--- Data supplied ---

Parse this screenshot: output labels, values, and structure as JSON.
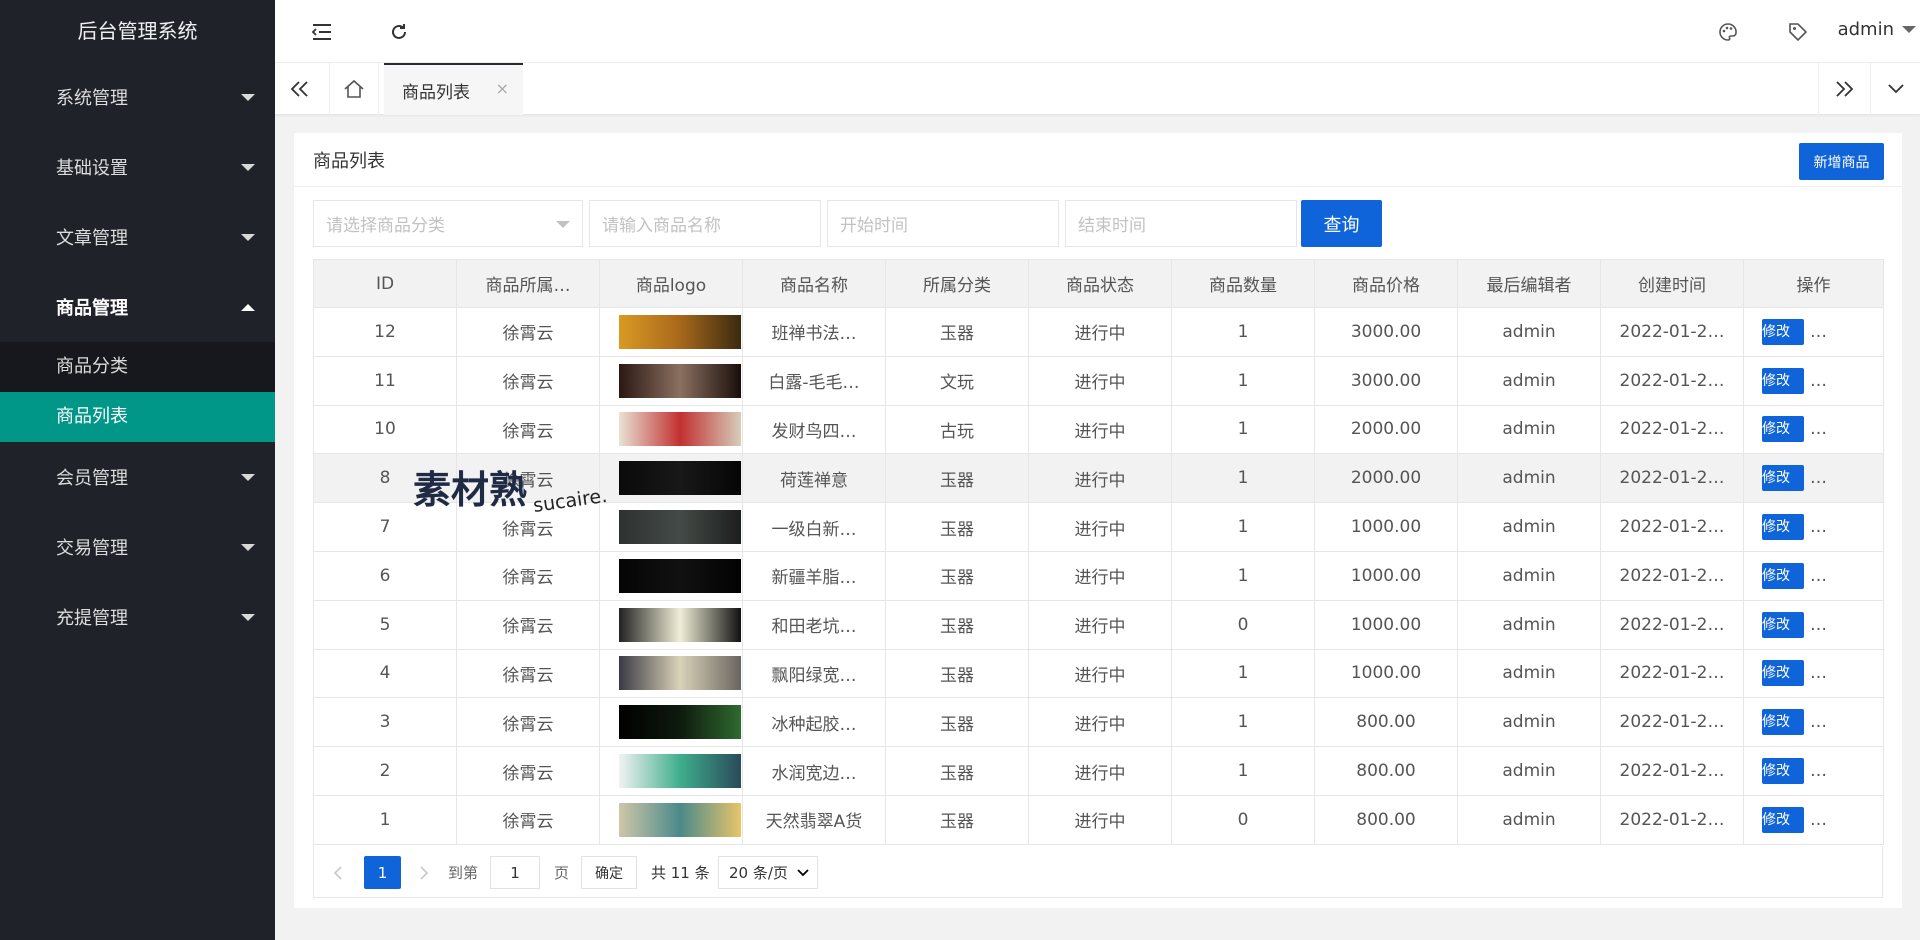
{
  "app": {
    "title": "后台管理系统"
  },
  "sidebar": {
    "items": [
      {
        "label": "系统管理",
        "open": false
      },
      {
        "label": "基础设置",
        "open": false
      },
      {
        "label": "文章管理",
        "open": false
      },
      {
        "label": "商品管理",
        "open": true,
        "children": [
          {
            "label": "商品分类",
            "active": false
          },
          {
            "label": "商品列表",
            "active": true
          }
        ]
      },
      {
        "label": "会员管理",
        "open": false
      },
      {
        "label": "交易管理",
        "open": false
      },
      {
        "label": "充提管理",
        "open": false
      }
    ]
  },
  "header": {
    "user": "admin"
  },
  "tabs": {
    "active_tab": "商品列表",
    "close_glyph": "×"
  },
  "card": {
    "title": "商品列表",
    "add_button": "新增商品"
  },
  "filters": {
    "category_placeholder": "请选择商品分类",
    "name_placeholder": "请输入商品名称",
    "start_placeholder": "开始时间",
    "end_placeholder": "结束时间",
    "query_button": "查询"
  },
  "table": {
    "columns": [
      "ID",
      "商品所属…",
      "商品logo",
      "商品名称",
      "所属分类",
      "商品状态",
      "商品数量",
      "商品价格",
      "最后编辑者",
      "创建时间",
      "操作"
    ],
    "edit_label": "修改",
    "more_label": "…",
    "rows": [
      {
        "id": "12",
        "owner": "徐霄云",
        "name": "班禅书法…",
        "category": "玉器",
        "status": "进行中",
        "qty": "1",
        "price": "3000.00",
        "editor": "admin",
        "created": "2022-01-2…"
      },
      {
        "id": "11",
        "owner": "徐霄云",
        "name": "白露-毛毛…",
        "category": "文玩",
        "status": "进行中",
        "qty": "1",
        "price": "3000.00",
        "editor": "admin",
        "created": "2022-01-2…"
      },
      {
        "id": "10",
        "owner": "徐霄云",
        "name": "发财鸟四…",
        "category": "古玩",
        "status": "进行中",
        "qty": "1",
        "price": "2000.00",
        "editor": "admin",
        "created": "2022-01-2…"
      },
      {
        "id": "8",
        "owner": "徐霄云",
        "name": "荷莲禅意",
        "category": "玉器",
        "status": "进行中",
        "qty": "1",
        "price": "2000.00",
        "editor": "admin",
        "created": "2022-01-2…"
      },
      {
        "id": "7",
        "owner": "徐霄云",
        "name": "一级白新…",
        "category": "玉器",
        "status": "进行中",
        "qty": "1",
        "price": "1000.00",
        "editor": "admin",
        "created": "2022-01-2…"
      },
      {
        "id": "6",
        "owner": "徐霄云",
        "name": "新疆羊脂…",
        "category": "玉器",
        "status": "进行中",
        "qty": "1",
        "price": "1000.00",
        "editor": "admin",
        "created": "2022-01-2…"
      },
      {
        "id": "5",
        "owner": "徐霄云",
        "name": "和田老坑…",
        "category": "玉器",
        "status": "进行中",
        "qty": "0",
        "price": "1000.00",
        "editor": "admin",
        "created": "2022-01-2…"
      },
      {
        "id": "4",
        "owner": "徐霄云",
        "name": "飘阳绿宽…",
        "category": "玉器",
        "status": "进行中",
        "qty": "1",
        "price": "1000.00",
        "editor": "admin",
        "created": "2022-01-2…"
      },
      {
        "id": "3",
        "owner": "徐霄云",
        "name": "冰种起胶…",
        "category": "玉器",
        "status": "进行中",
        "qty": "1",
        "price": "800.00",
        "editor": "admin",
        "created": "2022-01-2…"
      },
      {
        "id": "2",
        "owner": "徐霄云",
        "name": "水润宽边…",
        "category": "玉器",
        "status": "进行中",
        "qty": "1",
        "price": "800.00",
        "editor": "admin",
        "created": "2022-01-2…"
      },
      {
        "id": "1",
        "owner": "徐霄云",
        "name": "天然翡翠A货",
        "category": "玉器",
        "status": "进行中",
        "qty": "0",
        "price": "800.00",
        "editor": "admin",
        "created": "2022-01-2…"
      }
    ]
  },
  "pagination": {
    "current_page": "1",
    "goto_label": "到第",
    "goto_value": "1",
    "page_label": "页",
    "confirm_button": "确定",
    "total_label": "共 11 条",
    "page_size": "20 条/页"
  },
  "watermark": {
    "mark": "素材熟",
    "sub": "sucaire."
  },
  "colors": {
    "sidebar_bg": "#20222a",
    "active_menu": "#009688",
    "primary": "#1064da"
  }
}
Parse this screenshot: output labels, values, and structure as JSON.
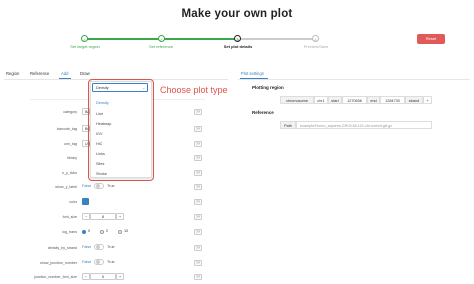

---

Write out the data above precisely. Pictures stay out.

### Task response
Parse this screenshot: output labels, values, and structure as JSON.
{
  "app": {
    "title": "后台管理系统"
  },
  "sidebar": {
    "items": [
      {
        "label": "系统管理",
        "open": false
      },
      {
        "label": "基础设置",
        "open": false
      },
      {
        "label": "文章管理",
        "open": false
      },
      {
        "label": "商品管理",
        "open": true,
        "children": [
          {
            "label": "商品分类",
            "active": false
          },
          {
            "label": "商品列表",
            "active": true
          }
        ]
      },
      {
        "label": "会员管理",
        "open": false
      },
      {
        "label": "交易管理",
        "open": false
      },
      {
        "label": "充提管理",
        "open": false
      }
    ]
  },
  "header": {
    "user": "admin"
  },
  "tabs": {
    "active_tab": "商品列表",
    "close_glyph": "×"
  },
  "card": {
    "title": "商品列表",
    "add_button": "新增商品"
  },
  "filters": {
    "category_placeholder": "请选择商品分类",
    "name_placeholder": "请输入商品名称",
    "start_placeholder": "开始时间",
    "end_placeholder": "结束时间",
    "query_button": "查询"
  },
  "table": {
    "columns": [
      "ID",
      "商品所属…",
      "商品logo",
      "商品名称",
      "所属分类",
      "商品状态",
      "商品数量",
      "商品价格",
      "最后编辑者",
      "创建时间",
      "操作"
    ],
    "edit_label": "修改",
    "more_label": "…",
    "rows": [
      {
        "id": "12",
        "owner": "徐霄云",
        "name": "班禅书法…",
        "category": "玉器",
        "status": "进行中",
        "qty": "1",
        "price": "3000.00",
        "editor": "admin",
        "created": "2022-01-2…"
      },
      {
        "id": "11",
        "owner": "徐霄云",
        "name": "白露-毛毛…",
        "category": "文玩",
        "status": "进行中",
        "qty": "1",
        "price": "3000.00",
        "editor": "admin",
        "created": "2022-01-2…"
      },
      {
        "id": "10",
        "owner": "徐霄云",
        "name": "发财鸟四…",
        "category": "古玩",
        "status": "进行中",
        "qty": "1",
        "price": "2000.00",
        "editor": "admin",
        "created": "2022-01-2…"
      },
      {
        "id": "8",
        "owner": "徐霄云",
        "name": "荷莲禅意",
        "category": "玉器",
        "status": "进行中",
        "qty": "1",
        "price": "2000.00",
        "editor": "admin",
        "created": "2022-01-2…"
      },
      {
        "id": "7",
        "owner": "徐霄云",
        "name": "一级白新…",
        "category": "玉器",
        "status": "进行中",
        "qty": "1",
        "price": "1000.00",
        "editor": "admin",
        "created": "2022-01-2…"
      },
      {
        "id": "6",
        "owner": "徐霄云",
        "name": "新疆羊脂…",
        "category": "玉器",
        "status": "进行中",
        "qty": "1",
        "price": "1000.00",
        "editor": "admin",
        "created": "2022-01-2…"
      },
      {
        "id": "5",
        "owner": "徐霄云",
        "name": "和田老坑…",
        "category": "玉器",
        "status": "进行中",
        "qty": "0",
        "price": "1000.00",
        "editor": "admin",
        "created": "2022-01-2…"
      },
      {
        "id": "4",
        "owner": "徐霄云",
        "name": "飘阳绿宽…",
        "category": "玉器",
        "status": "进行中",
        "qty": "1",
        "price": "1000.00",
        "editor": "admin",
        "created": "2022-01-2…"
      },
      {
        "id": "3",
        "owner": "徐霄云",
        "name": "冰种起胶…",
        "category": "玉器",
        "status": "进行中",
        "qty": "1",
        "price": "800.00",
        "editor": "admin",
        "created": "2022-01-2…"
      },
      {
        "id": "2",
        "owner": "徐霄云",
        "name": "水润宽边…",
        "category": "玉器",
        "status": "进行中",
        "qty": "1",
        "price": "800.00",
        "editor": "admin",
        "created": "2022-01-2…"
      },
      {
        "id": "1",
        "owner": "徐霄云",
        "name": "天然翡翠A货",
        "category": "玉器",
        "status": "进行中",
        "qty": "0",
        "price": "800.00",
        "editor": "admin",
        "created": "2022-01-2…"
      }
    ]
  },
  "pagination": {
    "current_page": "1",
    "goto_label": "到第",
    "goto_value": "1",
    "page_label": "页",
    "confirm_button": "确定",
    "total_label": "共 11 条",
    "page_size": "20 条/页"
  },
  "watermark": {
    "mark": "素材熟",
    "sub": "sucaire."
  },
  "colors": {
    "sidebar_bg": "#20222a",
    "active_menu": "#009688",
    "primary": "#1064da"
  }
}
Parse this screenshot: output labels, values, and structure as JSON.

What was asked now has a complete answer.